* Given data
%%

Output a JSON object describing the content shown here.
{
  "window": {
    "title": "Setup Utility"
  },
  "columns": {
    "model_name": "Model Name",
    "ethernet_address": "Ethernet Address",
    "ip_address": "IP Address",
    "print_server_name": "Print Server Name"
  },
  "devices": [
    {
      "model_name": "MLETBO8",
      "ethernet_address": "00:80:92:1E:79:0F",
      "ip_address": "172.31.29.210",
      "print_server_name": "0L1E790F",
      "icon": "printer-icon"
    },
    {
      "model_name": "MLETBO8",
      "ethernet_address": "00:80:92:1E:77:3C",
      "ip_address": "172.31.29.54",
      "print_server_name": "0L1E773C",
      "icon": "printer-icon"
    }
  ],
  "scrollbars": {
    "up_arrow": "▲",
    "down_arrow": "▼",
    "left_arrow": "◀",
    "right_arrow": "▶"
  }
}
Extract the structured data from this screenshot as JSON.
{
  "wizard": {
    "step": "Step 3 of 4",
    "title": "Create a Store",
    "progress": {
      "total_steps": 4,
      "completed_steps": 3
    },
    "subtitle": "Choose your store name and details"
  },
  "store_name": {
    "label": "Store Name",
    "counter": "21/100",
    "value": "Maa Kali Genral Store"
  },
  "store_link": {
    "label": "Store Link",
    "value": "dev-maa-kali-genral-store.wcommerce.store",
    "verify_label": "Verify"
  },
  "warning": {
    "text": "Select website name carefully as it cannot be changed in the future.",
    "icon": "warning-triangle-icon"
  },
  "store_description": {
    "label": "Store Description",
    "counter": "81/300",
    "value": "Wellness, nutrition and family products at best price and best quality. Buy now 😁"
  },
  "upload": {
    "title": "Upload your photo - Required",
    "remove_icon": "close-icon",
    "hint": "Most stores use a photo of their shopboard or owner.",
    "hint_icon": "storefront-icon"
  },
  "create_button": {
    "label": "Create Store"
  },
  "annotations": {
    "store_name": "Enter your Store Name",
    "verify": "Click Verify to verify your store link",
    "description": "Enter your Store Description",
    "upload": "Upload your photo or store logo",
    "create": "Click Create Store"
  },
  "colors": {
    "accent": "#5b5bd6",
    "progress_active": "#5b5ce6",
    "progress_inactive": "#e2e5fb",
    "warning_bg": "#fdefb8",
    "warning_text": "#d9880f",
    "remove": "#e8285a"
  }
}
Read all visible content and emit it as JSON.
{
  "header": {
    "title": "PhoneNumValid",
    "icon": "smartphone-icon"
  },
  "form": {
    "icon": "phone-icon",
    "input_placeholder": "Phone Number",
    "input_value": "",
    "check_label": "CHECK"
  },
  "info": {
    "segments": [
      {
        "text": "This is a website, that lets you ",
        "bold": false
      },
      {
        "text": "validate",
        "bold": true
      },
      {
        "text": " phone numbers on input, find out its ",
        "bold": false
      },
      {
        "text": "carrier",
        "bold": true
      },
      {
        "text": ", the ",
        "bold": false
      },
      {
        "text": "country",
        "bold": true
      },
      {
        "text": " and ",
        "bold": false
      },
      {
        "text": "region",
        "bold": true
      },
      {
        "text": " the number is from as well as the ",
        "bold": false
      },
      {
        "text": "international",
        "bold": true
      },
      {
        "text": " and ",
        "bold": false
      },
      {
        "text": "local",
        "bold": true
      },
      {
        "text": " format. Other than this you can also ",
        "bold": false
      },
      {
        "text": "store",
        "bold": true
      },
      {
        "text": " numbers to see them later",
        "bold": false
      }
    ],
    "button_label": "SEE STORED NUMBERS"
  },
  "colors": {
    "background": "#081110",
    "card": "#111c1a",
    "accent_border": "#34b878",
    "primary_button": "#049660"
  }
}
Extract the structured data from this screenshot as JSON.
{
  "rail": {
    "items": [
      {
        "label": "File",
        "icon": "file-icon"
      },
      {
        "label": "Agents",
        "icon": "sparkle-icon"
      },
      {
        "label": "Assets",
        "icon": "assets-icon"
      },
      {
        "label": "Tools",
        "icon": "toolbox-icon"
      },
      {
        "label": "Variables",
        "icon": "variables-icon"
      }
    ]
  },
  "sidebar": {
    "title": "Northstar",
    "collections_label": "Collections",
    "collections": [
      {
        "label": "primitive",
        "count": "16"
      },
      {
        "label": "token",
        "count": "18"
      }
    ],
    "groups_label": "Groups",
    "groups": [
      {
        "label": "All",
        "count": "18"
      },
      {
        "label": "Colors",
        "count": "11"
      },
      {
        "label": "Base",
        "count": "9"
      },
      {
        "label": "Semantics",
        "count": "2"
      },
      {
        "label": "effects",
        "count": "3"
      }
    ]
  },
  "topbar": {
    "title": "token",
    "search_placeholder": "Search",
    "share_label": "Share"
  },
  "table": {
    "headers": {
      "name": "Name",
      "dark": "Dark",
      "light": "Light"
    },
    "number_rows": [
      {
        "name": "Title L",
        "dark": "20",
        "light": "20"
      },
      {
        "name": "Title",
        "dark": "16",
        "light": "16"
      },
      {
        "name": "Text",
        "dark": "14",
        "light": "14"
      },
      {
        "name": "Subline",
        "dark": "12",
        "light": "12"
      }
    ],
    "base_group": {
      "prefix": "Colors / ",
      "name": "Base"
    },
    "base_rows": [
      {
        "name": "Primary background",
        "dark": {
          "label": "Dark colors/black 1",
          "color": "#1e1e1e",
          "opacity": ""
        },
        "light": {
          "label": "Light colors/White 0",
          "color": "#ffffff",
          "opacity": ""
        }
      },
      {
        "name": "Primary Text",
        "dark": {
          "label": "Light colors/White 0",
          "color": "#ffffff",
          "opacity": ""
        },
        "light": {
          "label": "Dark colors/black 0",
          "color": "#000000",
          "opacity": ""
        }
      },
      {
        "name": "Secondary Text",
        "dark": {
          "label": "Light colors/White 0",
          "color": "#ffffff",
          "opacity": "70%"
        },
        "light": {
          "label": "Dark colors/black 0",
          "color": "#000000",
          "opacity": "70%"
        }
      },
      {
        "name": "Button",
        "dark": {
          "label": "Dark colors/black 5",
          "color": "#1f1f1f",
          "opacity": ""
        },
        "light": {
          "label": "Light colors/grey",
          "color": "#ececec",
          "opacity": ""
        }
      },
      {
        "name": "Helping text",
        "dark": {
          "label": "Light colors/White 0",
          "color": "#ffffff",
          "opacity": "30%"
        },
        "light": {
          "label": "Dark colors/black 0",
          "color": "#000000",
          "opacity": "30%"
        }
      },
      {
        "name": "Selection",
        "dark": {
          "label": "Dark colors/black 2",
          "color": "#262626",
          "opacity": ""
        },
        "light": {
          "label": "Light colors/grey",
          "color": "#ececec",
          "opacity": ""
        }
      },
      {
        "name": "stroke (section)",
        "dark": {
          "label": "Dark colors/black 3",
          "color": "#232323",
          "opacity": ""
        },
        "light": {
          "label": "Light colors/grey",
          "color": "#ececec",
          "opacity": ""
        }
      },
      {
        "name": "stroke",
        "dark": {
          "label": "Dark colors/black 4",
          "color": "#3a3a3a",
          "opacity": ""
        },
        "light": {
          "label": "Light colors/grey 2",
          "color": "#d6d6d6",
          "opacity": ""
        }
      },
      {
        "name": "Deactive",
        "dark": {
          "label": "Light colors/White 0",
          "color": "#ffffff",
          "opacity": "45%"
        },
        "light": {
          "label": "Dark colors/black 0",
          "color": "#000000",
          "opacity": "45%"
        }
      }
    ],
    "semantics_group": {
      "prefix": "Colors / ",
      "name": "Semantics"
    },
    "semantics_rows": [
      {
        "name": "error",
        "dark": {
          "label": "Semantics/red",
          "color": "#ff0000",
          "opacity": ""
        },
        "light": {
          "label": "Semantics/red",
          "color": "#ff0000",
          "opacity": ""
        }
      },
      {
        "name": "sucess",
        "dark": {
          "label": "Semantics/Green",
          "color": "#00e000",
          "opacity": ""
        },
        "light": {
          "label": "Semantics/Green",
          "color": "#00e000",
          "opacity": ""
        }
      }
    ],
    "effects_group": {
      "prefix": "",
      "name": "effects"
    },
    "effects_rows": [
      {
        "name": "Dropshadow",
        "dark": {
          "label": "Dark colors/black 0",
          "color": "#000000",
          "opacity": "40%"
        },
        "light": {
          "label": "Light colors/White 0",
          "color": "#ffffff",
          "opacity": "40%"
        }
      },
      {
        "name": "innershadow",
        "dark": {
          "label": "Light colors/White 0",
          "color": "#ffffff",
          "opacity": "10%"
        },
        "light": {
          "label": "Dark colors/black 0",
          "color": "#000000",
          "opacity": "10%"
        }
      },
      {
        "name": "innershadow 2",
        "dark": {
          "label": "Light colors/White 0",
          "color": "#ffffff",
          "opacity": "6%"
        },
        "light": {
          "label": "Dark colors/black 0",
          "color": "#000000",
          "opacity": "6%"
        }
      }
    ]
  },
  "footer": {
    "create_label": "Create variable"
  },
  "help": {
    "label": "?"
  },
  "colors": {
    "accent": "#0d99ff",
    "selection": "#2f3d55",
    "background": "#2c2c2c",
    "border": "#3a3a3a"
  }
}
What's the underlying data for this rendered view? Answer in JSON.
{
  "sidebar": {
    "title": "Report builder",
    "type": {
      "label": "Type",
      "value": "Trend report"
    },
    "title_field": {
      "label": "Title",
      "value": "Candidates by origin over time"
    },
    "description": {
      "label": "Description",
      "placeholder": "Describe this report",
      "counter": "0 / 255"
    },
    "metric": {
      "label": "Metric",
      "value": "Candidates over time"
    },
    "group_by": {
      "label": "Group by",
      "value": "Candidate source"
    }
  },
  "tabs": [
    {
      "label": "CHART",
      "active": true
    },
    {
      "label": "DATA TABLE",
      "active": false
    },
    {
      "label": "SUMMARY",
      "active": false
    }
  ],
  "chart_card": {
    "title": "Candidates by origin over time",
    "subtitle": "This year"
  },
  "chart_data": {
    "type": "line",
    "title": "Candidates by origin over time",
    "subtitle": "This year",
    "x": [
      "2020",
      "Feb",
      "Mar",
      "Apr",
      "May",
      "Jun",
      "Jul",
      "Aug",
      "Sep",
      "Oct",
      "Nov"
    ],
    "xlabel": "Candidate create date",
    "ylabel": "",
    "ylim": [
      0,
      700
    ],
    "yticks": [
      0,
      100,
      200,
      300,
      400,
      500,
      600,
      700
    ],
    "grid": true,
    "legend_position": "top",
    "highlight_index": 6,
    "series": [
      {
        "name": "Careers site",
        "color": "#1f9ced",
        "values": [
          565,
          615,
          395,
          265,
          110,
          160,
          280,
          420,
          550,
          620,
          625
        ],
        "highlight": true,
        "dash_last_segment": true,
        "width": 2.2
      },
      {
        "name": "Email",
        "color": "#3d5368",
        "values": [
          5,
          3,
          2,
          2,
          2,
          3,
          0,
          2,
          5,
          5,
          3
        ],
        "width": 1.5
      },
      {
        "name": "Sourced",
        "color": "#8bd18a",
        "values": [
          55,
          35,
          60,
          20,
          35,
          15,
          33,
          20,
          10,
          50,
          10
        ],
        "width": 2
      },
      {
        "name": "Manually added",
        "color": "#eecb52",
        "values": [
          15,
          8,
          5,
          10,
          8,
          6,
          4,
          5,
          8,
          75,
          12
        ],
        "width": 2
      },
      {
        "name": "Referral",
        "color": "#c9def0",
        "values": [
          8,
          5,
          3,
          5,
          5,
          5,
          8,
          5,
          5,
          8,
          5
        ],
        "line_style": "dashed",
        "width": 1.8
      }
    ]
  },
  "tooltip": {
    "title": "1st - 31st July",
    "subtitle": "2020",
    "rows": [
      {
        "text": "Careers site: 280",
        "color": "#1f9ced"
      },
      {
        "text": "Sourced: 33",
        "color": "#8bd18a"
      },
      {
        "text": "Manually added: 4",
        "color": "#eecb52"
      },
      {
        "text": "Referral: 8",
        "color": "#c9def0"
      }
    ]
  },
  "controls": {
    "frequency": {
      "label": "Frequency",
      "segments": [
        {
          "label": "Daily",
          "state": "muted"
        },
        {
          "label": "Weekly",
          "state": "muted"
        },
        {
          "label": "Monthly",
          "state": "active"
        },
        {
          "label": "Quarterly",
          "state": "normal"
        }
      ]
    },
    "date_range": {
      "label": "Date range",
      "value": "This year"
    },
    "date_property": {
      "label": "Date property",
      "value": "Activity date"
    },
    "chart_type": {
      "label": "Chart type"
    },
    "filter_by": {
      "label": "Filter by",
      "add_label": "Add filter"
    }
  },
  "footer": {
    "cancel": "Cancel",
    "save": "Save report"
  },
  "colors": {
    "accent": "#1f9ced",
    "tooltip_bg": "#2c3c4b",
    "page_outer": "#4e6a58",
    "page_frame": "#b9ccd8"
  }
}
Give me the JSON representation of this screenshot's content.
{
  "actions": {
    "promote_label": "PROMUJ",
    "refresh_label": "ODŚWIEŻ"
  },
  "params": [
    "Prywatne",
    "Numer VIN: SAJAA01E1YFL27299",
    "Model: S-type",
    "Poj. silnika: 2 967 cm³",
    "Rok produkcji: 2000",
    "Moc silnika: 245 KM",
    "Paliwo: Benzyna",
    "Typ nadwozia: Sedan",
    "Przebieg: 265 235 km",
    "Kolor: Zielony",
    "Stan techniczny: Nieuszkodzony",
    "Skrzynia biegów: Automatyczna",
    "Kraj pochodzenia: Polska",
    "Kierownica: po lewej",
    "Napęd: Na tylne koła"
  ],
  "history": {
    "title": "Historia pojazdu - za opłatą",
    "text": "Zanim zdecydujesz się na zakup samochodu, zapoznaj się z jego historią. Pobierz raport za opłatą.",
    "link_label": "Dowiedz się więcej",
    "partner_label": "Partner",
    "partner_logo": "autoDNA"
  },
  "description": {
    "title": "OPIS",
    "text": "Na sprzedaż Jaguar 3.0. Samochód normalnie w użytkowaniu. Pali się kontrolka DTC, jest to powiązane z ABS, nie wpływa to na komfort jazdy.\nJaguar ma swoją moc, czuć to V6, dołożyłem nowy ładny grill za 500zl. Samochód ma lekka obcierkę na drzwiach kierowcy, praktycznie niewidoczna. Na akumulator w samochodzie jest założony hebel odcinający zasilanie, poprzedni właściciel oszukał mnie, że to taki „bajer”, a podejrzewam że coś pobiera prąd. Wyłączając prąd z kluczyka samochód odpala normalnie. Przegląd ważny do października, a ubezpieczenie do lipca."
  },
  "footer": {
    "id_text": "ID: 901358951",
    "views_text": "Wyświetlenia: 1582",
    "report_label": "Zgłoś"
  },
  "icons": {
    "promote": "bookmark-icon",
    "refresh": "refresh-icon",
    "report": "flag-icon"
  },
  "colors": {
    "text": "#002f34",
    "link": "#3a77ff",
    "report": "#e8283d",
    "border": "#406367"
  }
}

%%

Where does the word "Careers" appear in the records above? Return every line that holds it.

        "name": "Careers site",
        "text": "Careers site: 280",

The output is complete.